“Hey, boss, you okay?” Andy asked, putting a hand on Neil’s arm.
Neil turned on him, teeth bared. “Close the door and lock it behind me.”
Andy frowned. “Neil, your eyes…” He trailed off, taking a step back.
Fuck. So much for not burdening Andy with my shit. Neil had a feeling he’d be busy later tonight trying to explain away the glow in his gaze. Right now though, he couldn’t care less. He turned back toward the woods. “I heard shots. It’s not safe out here.”
“Doesn’t that mean you should come inside?” Andy asked carefully.
Persistent guy. Probably why we’re friends, though now isn’t the time to be stubborn. Neil let go of the doorframe and let his gaze roam the lot. Someone was out there. Someone who didn’t belong. “Go inside, Andy,” he said again, more harshly this time. A long moment later, the door clicked shut behind him. He exhaled, concentrating on keeping the energy that curled at the base of his spine under control. When he didn’t keep his focus, the energy spiraled out, searching for something to burn, and the most flammable thing around was Dracona. He didn’t need his bar going up in flames over a few stray shots that might not mean anything.
Branches snapped. Neil walked down to the second terrace lot, ignoring the gravel crunching underfoot as he searched the tree line. His dragon rumbled in the back of his head, huge and impossible. Neil gritted his teeth. He had to keep his cool. He didn’t want to set fire to the cars that were parked at the edge of the lot any more than he wanted to burn down his building. Or the trees. Or the birds… His thoughts trailed off when he caught sight of a woman crouched near the big oak at the north end of his property. Her head was turned away, so he couldn’t see her expression, but her body told him that she was running from something. Her silhouette spoke of both coiled energy and skittishness.
Someone’s after her. Neil took another step forward, not trying to be quiet. He wanted her to hear him coming.

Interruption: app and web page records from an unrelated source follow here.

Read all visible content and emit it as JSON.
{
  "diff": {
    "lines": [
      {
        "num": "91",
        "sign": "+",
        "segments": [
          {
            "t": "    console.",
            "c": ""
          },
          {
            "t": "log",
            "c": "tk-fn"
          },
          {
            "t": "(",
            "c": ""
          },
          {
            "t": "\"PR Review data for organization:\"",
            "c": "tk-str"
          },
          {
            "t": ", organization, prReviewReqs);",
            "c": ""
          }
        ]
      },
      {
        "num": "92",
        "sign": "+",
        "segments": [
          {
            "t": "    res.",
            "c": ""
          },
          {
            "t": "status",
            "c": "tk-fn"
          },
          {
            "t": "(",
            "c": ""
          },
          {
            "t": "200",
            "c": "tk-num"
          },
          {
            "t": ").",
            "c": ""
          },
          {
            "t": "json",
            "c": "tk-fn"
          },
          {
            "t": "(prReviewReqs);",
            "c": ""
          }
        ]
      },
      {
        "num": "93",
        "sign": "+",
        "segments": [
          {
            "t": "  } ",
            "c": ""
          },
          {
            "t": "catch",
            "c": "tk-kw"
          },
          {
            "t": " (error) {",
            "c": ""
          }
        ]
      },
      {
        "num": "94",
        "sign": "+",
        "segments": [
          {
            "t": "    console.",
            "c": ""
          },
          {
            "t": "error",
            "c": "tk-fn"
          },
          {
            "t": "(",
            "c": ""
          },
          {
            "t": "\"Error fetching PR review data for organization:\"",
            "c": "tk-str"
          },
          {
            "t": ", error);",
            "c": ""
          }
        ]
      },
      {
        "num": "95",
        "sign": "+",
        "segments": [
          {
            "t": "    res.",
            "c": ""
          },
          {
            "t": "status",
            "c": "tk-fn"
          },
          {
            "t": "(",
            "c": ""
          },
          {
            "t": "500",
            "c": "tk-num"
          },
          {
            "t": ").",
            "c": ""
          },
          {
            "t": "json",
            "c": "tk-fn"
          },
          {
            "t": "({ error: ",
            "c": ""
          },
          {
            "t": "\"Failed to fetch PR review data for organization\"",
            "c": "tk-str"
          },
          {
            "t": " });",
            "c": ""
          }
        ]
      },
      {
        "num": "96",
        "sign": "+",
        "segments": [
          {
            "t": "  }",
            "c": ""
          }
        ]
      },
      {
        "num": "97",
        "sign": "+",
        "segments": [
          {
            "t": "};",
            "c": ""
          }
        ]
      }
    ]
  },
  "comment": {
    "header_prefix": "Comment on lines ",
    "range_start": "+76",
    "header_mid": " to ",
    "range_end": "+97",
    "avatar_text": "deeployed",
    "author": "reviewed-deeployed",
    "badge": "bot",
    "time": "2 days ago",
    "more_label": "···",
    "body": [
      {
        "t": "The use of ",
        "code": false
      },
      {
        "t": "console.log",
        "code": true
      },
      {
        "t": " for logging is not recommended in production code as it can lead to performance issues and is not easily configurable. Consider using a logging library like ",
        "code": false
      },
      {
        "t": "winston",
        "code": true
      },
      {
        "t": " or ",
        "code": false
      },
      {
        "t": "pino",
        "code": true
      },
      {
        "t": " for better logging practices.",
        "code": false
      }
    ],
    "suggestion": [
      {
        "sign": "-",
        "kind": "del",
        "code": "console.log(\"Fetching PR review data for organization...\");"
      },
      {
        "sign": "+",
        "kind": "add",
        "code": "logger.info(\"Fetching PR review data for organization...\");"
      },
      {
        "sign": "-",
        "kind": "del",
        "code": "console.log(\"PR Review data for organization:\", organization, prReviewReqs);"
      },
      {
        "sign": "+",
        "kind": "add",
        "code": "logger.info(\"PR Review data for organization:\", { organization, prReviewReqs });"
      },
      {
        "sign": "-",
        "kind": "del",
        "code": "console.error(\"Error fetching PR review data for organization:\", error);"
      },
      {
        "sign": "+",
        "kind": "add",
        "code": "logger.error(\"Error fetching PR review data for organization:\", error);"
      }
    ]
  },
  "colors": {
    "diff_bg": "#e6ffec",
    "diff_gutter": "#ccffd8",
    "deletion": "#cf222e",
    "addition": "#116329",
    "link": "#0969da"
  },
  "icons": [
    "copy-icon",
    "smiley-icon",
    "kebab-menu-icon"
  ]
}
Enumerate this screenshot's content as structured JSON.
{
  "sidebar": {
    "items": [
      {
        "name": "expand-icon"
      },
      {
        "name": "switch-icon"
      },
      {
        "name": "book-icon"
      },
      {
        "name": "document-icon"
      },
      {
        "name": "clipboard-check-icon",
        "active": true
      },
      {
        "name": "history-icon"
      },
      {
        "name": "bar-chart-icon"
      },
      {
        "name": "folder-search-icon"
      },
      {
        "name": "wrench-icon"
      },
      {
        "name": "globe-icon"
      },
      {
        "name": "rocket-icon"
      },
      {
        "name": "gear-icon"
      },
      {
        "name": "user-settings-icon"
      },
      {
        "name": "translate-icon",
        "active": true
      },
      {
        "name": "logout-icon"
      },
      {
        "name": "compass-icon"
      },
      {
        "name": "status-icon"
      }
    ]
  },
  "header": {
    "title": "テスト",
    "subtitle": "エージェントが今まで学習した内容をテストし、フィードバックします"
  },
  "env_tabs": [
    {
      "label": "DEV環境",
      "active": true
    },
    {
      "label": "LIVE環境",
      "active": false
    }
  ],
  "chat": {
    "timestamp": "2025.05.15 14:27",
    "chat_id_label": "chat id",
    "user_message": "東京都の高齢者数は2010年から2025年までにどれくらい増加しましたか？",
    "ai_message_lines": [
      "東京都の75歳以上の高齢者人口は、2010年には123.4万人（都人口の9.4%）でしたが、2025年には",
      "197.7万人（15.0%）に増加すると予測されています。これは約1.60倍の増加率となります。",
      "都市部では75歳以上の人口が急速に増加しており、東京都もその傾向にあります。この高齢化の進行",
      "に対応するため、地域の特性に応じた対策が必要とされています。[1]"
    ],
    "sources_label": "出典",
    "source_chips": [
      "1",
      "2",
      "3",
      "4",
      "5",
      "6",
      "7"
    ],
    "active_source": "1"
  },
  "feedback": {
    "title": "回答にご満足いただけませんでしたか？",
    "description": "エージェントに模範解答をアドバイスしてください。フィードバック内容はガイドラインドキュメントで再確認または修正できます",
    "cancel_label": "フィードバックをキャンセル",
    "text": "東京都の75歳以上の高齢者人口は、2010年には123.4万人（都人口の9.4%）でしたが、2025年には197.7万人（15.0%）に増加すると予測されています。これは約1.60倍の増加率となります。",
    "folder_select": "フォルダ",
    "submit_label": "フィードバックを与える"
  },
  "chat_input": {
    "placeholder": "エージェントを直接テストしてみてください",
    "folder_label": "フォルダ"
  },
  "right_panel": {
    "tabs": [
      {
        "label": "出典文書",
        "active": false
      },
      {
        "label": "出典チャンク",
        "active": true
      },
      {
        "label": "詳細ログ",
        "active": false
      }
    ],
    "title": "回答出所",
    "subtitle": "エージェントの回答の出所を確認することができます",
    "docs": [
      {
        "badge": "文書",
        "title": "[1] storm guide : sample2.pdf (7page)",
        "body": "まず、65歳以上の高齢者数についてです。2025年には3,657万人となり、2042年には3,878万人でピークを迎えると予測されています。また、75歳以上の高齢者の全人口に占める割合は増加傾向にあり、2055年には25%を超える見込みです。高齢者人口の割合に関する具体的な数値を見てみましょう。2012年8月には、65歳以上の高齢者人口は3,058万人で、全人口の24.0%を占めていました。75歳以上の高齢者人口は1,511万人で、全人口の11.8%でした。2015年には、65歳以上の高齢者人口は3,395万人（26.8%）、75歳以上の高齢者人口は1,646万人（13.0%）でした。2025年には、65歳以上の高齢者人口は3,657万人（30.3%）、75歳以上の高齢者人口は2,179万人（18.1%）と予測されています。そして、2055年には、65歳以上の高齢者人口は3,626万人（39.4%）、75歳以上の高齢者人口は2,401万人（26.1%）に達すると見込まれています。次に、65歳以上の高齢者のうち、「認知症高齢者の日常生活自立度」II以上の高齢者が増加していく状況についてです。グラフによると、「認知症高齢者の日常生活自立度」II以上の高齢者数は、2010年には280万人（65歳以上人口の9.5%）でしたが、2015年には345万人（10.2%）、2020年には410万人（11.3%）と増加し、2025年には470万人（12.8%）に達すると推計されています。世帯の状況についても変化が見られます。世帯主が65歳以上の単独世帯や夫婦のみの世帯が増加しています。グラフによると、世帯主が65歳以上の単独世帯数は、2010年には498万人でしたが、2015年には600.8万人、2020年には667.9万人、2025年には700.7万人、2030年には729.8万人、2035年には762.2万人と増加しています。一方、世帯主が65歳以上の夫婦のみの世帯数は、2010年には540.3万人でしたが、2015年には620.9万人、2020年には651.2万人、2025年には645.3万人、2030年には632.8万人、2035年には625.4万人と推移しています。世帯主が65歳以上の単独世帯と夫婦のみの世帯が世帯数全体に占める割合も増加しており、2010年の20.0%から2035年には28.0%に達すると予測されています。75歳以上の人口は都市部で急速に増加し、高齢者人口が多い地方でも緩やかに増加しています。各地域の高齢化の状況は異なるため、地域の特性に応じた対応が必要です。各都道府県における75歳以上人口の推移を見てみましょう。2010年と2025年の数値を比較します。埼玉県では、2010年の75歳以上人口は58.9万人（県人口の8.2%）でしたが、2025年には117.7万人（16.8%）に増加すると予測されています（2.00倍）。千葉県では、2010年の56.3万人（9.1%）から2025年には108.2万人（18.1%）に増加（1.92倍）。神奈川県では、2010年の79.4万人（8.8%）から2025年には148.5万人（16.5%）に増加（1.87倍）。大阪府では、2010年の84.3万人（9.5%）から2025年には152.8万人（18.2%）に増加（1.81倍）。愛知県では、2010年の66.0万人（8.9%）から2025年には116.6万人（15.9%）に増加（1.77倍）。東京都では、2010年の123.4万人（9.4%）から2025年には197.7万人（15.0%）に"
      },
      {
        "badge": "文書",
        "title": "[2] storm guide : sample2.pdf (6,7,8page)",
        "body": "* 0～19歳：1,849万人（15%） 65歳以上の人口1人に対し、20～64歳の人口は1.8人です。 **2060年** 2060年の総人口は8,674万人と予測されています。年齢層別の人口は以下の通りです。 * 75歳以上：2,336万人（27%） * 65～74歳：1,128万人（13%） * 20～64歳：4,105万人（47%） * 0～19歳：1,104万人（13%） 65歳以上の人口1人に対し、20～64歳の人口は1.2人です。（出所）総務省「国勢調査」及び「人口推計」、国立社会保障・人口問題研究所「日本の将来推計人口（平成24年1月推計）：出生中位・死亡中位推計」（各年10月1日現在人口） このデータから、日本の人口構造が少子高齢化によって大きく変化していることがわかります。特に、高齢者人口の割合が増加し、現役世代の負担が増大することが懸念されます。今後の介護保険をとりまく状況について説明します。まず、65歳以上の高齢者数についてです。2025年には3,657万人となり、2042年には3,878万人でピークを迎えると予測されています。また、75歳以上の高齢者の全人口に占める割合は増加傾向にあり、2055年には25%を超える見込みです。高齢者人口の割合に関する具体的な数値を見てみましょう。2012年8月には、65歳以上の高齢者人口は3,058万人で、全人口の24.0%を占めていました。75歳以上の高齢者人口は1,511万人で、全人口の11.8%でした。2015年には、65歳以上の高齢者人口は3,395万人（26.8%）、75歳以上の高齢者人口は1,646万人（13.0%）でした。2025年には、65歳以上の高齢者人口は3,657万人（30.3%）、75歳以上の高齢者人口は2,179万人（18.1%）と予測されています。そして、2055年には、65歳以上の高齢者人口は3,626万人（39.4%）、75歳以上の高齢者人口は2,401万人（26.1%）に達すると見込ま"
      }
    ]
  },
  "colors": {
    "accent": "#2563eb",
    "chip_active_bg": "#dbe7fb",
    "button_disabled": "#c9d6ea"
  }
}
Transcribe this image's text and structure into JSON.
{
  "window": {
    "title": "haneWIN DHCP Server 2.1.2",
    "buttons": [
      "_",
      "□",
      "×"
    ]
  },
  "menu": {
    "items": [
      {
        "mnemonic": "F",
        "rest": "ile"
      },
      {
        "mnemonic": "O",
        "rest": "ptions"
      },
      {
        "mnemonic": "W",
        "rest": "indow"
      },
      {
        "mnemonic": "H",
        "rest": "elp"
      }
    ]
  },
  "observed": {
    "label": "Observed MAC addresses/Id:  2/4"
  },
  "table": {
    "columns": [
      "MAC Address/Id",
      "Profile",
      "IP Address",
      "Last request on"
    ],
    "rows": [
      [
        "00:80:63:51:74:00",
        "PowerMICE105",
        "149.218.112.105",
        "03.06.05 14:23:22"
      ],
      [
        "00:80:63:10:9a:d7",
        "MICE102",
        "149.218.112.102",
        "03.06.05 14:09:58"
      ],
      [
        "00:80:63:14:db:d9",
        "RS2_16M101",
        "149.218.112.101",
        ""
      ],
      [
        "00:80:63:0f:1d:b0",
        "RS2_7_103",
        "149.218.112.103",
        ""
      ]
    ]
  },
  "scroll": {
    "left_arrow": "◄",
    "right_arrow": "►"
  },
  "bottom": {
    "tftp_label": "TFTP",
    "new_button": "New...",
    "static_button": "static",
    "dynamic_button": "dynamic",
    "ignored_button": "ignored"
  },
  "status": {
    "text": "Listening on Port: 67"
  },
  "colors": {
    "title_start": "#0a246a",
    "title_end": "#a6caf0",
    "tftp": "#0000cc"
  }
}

The woman whipped her head around. Fear chased over her face, and then her brilliant blue eyes met his and Neil lost control of everything. His dragon roared silently. Blue flames licked along the gravel, almost invisible.
The woman didn’t notice. She stared at him as if he were her worst nightmare, or possibly her wildest dream—he couldn’t tell which. Neil couldn’t look away either, because he knew her. He never forgot a face, and this one in particular had haunted him for over a decade. He took a deep breath, and then let it out as he called the flames back to himself.